“The accelerated rate of technological and social change will overwhelm people, leaving them disconnected and suffering from ‘shattering stress and disorientation’ – future shocked.”
So said Alvin Toffler in his book Future Shock, in 1970 [what an awesome year that was too!]
I came across this term when I was doing some further reading about nature defecit disorder, a topic that I posted about a while back. Alvin could have been referring to our ‘now’ where things are changing so rapidly that we begin to feel disconnected and displaced – it’s almost as though the rules that we have grown up on are shifting sands, and with the shifting goes our sense of identity and security… nothing is really ‘solid’ anymore.

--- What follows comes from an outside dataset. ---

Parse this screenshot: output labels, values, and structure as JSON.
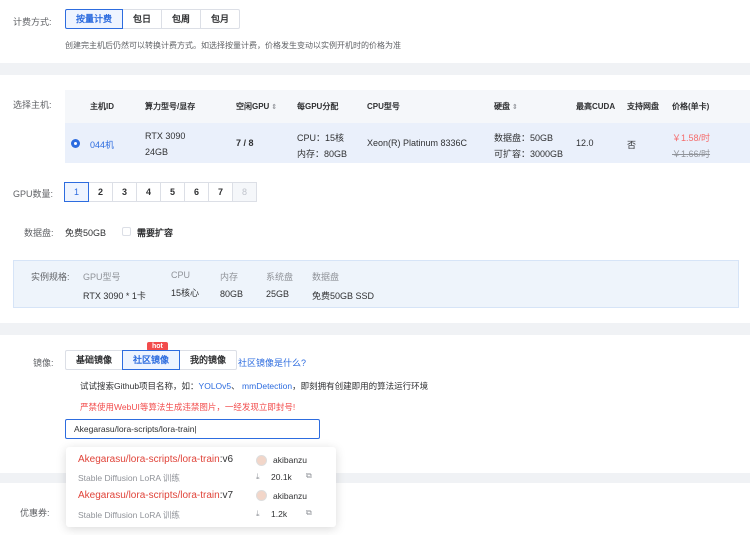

What’s prompted me again is another article that is linking increasing rates of depression in children and teens with their increasing disconnection from nature, driven by the rapid increase of electronic distractions, i.e. future shock.
Electronic games, Facebook-Tumblr-Twitter-I-can’t-live-withoutyousocialmedia, iPhones and iPads, tablets and widgets and all things a-sparkly and fast.
When I’m on the train heading into the city I’m often dismayed to see how many people are sitting or standing in the ‘iPhone-prone’ position, heads down, ears plugged, eyes glued, but not seeing each other nor the scenery as it pulses by. I’ve counted [sorry] on several occasions, and the average is about 80%. 80% of the passengers are connected with the ‘net but disconnected from where they are.
And maybe that’s ok, maybe it doesn’t matter and I’m just sounding like a grumpy 70s kid. But what if this emerging research is onto something? What if we really are starting to suffer from Future Shock but haven’t made the connection? My childhood was spent out in the street, the park, the bush. That doesn’t happen anymore, and we have kids being diagnosed with depression.. ?!
But there’s a good side to this story. Like the MD who wrote the above article, I believe there’s an easy cure for future shock. If our lives are changing so rapidly and unpredictably that we’re feeling displaced, there’s one part of our lives that has never changed and hopefully never will.
Nature. It’s still all around us, patiently waiting for us. And maybe the mounting evidence showing that we need nature and parks will further build the business case for keeping them in our cities.
So this weekend’s challenge, should you choose to accept it, is to head to your nearest local park for an hour [easy peasy], and leave your phone at home [oh so cold-sweatingly difficult]. Use the hour to pay attention to your surroundings… doesn’t really matter what you’re doing, as long as you’re present.
In our future sustainable cities, these nature spaces are going to be more vital than ever. They might well be the only things keeping us sane – the only things that haven’t been upgraded and synchronised.